[[ DATA FOR ANALYSIS open ]]

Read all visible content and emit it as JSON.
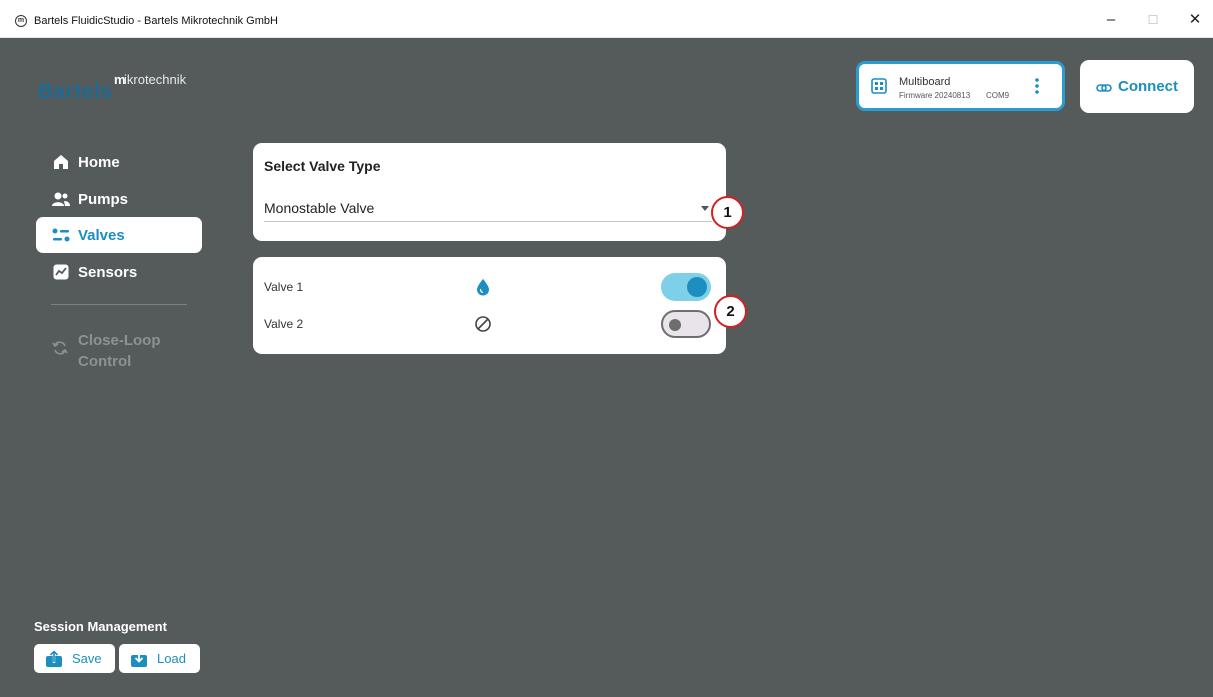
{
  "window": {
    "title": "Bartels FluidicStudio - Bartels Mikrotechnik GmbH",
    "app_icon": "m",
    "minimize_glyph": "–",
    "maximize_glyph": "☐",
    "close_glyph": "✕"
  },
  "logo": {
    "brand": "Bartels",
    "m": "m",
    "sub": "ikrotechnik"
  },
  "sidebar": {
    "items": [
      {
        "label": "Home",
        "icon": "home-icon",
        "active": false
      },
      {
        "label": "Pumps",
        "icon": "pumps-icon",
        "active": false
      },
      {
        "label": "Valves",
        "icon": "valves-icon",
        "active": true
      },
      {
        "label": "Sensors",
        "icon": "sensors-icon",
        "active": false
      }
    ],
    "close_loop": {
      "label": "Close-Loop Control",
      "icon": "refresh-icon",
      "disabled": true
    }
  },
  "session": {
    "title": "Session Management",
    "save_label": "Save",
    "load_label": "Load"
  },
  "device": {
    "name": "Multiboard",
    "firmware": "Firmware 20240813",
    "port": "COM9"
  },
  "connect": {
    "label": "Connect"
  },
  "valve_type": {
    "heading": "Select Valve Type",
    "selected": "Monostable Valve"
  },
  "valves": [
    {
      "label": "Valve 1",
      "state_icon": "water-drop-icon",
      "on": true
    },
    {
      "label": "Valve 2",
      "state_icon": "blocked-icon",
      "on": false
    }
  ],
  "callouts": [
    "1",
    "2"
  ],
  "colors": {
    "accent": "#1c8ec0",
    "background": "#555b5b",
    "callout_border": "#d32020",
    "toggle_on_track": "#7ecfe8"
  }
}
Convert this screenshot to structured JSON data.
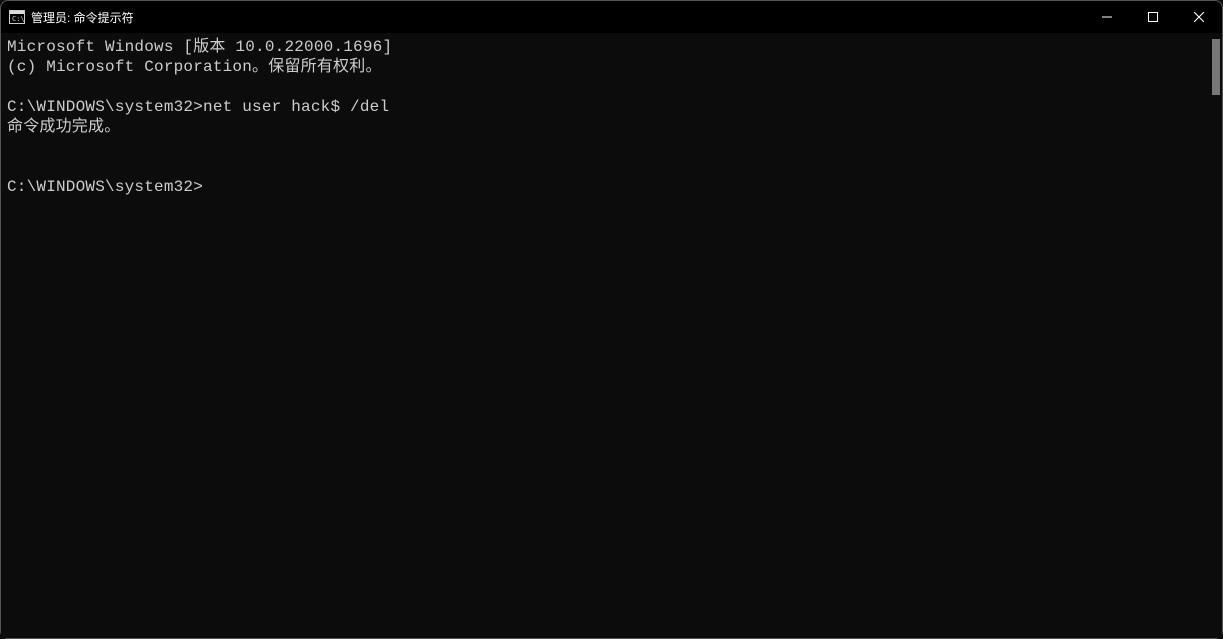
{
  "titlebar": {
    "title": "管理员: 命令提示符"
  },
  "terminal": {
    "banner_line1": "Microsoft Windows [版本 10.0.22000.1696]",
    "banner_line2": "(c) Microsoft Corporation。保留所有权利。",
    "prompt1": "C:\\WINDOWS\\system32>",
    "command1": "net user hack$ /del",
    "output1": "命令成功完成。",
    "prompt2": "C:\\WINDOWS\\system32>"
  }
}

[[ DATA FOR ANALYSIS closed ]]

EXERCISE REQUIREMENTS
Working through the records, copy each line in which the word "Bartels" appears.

ANSWER SPACE
    "title": "Bartels FluidicStudio - Bartels Mikrotechnik GmbH",
    "brand": "Bartels",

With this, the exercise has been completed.